Without this revolution in agriculture it would be difficult for Russia to industrialise swiftly because industrial workers would be needed for this and so agriculture had to become more efficient to produce as much food with fewer workers. This would also involve a change in Russian society as people would need to move to cities for industrial production whereas historically the majority of Russians were rural dwellers. Nicholas II was ill equipped to deal with this problem because it was a massive, long-term, expensive undertaking even with the import of foreign machinery and advisors. It had taken a lot of money and time for the agricultural revolution to be reached in Britain and Nicholas had neither the funds for it, nor the time at present. He needed to improve the situation quickly which agricultural improvements would not do.
Nicholas II had the problem of the poor social conditions and structure of Russia. Russia’s social structure was more like a medieval feudal system than a 19th century one when compared to that of most of Europe and the USA. The peasants were largely uneducated which prevented developments in agriculture and industry so confounded others of Nicholas’ problems. Nicholas was not in a position to deal with the lack of education because of the funds which this would have required. Peasants lived in poverty whereas the minority upper classes lived in prosperity. Conditions for factory workers were especially poor with many of them living and working in appalling conditions for measly pay. Therefore there was a lack of incentive to become an industrial worker which hindered production. This unequal spread of wealth was a problem, however even if Nicholas II had been able to totally change the social structure of Russia, which he wasn’t due to the time scale of such a large undertaking, it is unlikely he would have wanted to since he had little to gain from such an action. It would have angered the upper classes and so won him more enemies.
Overall Tsar Nicholas II was not well placed to deal with the problems he faced in 1900. There were no immediate solutions to the issues he faced and in the face of growing opposition and discontent this was what he required.
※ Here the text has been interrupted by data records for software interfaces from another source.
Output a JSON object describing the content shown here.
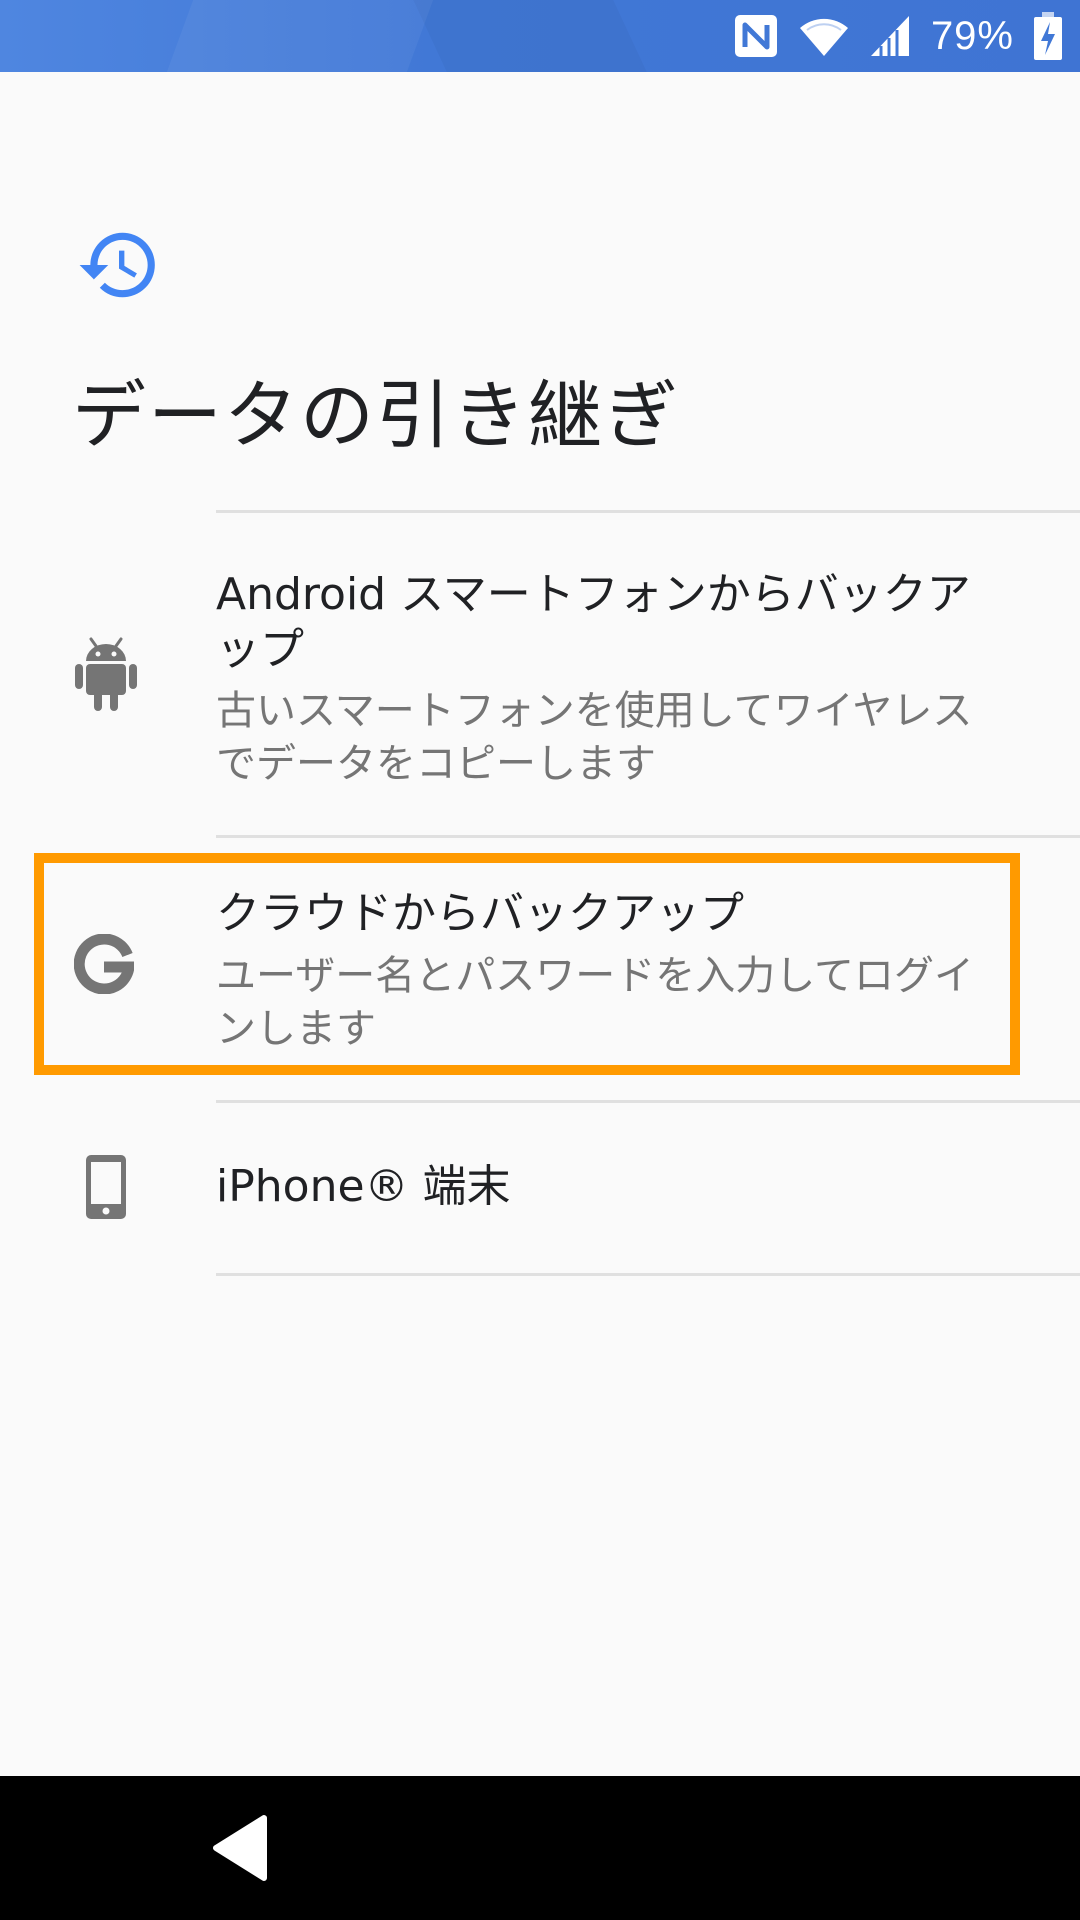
{
  "status_bar": {
    "battery_percent": "79%",
    "icons": [
      "nfc-icon",
      "wifi-icon",
      "signal-icon",
      "battery-charging-icon"
    ]
  },
  "header": {
    "icon": "restore-history-icon",
    "title": "データの引き継ぎ"
  },
  "options": [
    {
      "icon": "android-icon",
      "title": "Android スマートフォンからバックアップ",
      "subtitle": "古いスマートフォンを使用してワイヤレスでデータをコピーします"
    },
    {
      "icon": "google-icon",
      "title": "クラウドからバックアップ",
      "subtitle": "ユーザー名とパスワードを入力してログインします",
      "highlighted": true
    },
    {
      "icon": "smartphone-icon",
      "title": "iPhone® 端末",
      "subtitle": ""
    }
  ],
  "colors": {
    "accent": "#4285f4",
    "highlight": "#ff9a00",
    "title_text": "#202124",
    "secondary_text": "#757575",
    "icon_gray": "#757575"
  },
  "nav_bar": {
    "icons": [
      "back-icon"
    ]
  }
}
Many of the long term problems he faced would need to be brought in over a long period of time and also at great expense which meant he was less able to deal with them since it may take a life time to complete some of them. The short term problems Nicholas II faced were much more easy to manage, either by repression or concession. Therefore since repression was the policy he was most likely to pursue Tsar Nicholas II would have been forced to repress in the short term while bringing in a number of long term reforms, something which he had neither the vision nor the skill to do. In the words of The Miniaturist ‘only a genius’ could have ‘coped with the task of ruling a vast Empire in the grips of a deepening revolutionary crisis… and Nicholas was no genius’.